Much has been written on the subject of the decay of the English language. Tomes of text. Volumes of verbs. Stacks of scrolls. At the end of the day nobody is quite sure who to blame. An increase in instant written communication options has been generally lambasted as the culprit. SMSing, emailing and instant messaging are convenient scapegoats. The underlying issue is public apathy – which can be blamed for all of society’s problems – obesity, the decline in public morality, reality television… Rather than attack the root cause of the problem, I’m going to attack a symptom of this linguistic malaise. Lets face it, I’m not likely to be able to solve a major social issue on the pages of my blog. But maybe, just maybe, I’ll be able to change you.

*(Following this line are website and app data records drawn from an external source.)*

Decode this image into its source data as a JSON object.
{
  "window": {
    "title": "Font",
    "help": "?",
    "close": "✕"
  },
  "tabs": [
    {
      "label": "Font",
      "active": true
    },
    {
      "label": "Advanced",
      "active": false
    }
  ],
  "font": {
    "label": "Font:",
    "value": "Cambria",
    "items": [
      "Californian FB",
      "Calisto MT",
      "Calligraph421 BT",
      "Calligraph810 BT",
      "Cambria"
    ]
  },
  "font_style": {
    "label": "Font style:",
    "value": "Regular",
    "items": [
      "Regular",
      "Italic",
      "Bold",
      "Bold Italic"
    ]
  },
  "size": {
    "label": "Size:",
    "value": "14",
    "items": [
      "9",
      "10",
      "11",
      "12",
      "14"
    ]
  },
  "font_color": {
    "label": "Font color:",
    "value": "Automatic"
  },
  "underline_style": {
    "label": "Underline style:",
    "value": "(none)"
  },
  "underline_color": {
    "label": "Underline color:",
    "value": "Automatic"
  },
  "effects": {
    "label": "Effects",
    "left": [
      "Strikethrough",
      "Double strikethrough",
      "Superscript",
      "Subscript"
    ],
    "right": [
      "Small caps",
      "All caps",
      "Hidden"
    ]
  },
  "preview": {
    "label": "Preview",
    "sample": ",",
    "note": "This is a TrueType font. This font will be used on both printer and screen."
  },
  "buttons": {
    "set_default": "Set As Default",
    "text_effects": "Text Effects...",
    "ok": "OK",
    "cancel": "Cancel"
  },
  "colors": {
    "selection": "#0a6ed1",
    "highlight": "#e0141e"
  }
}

I h8 txt talk. I still write out my SMS’s in full. I refuse to succumb to the succubus sucking the life from the lexicon. Ok, so maybe I’m working too hard to be alliterative. But at least I’m literate. Unlike those people who require pictures to communicate emotions. That might be a little harsh.

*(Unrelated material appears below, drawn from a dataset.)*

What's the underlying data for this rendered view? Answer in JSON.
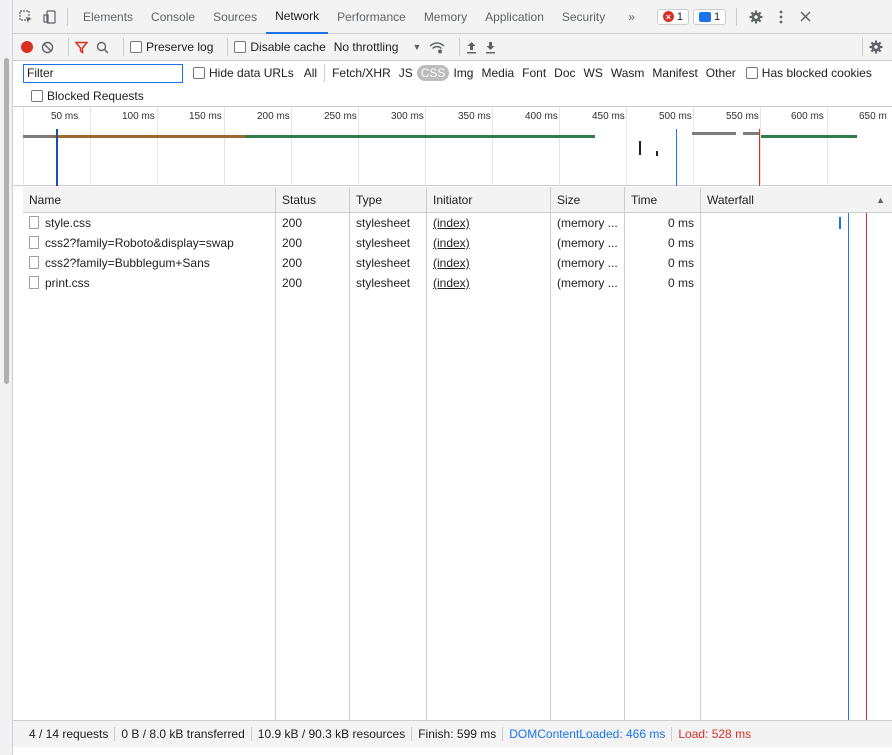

Emoticons, for the uninitiated, are those little smiley faces that have wormed their way into the hearts and messages of the internet (I also can’t figure out what the internet has done to deserve proper noun status. I’m not going to capitalise it just because Microsoft tells me to…) generation. I can almost cope when people use common acronyms from the internet vernacular. Provided people are actually laughing out loud (lol) or rolling on the floor laughing (rofl) I don’t mind abbreviation. It’s efficient. I don’t like being lied to though – and I’ve never actually witnessed anyone rolling on the floor (and certainly not roflmao – you can look that up, this blog will not be denigrated with profanity – suffice to say it requires the removal of one’s nether regions (note – not never regions…)(further note – I’ve always wondered how the Dutch feel about the Netherlands tag given its association with said regions) but I’m prepared to let that slide. But really, is it ever conversationally necessary to represent your opinion with a little smiley face? Or a winking smiley face? Or a smiley face with glasses? Or a smiley face with a frown? Or a crying smiley face? Or one of the 69 emoticons provided with MSN messenger. Admittedly some of those 69 come in handy when you’re telling a story about an aeroplane (ap) getting struck by lightning (li) and crashing into a desserted[sic] (^) island (ip). Or a story about a girl (x) being attacked by a vampire bat ( :[ ). Outside of these circumstances I see no real reason to be using emoticons in general conversation. Unless of course you are actually pulling that face at the computer and want the other person to know. But if that’s the case there are a lot of people out there who poke their tongues out at the computer… and that worries me.
How Microsoft think its possible to encapsulate an emotion in a little picture is beyond me anyway – it flies in the face of every significant literary figure who struggled to adequately describe feelings – the depths of despair and heights of elation can not, and should not be represented by little, round, yellow men.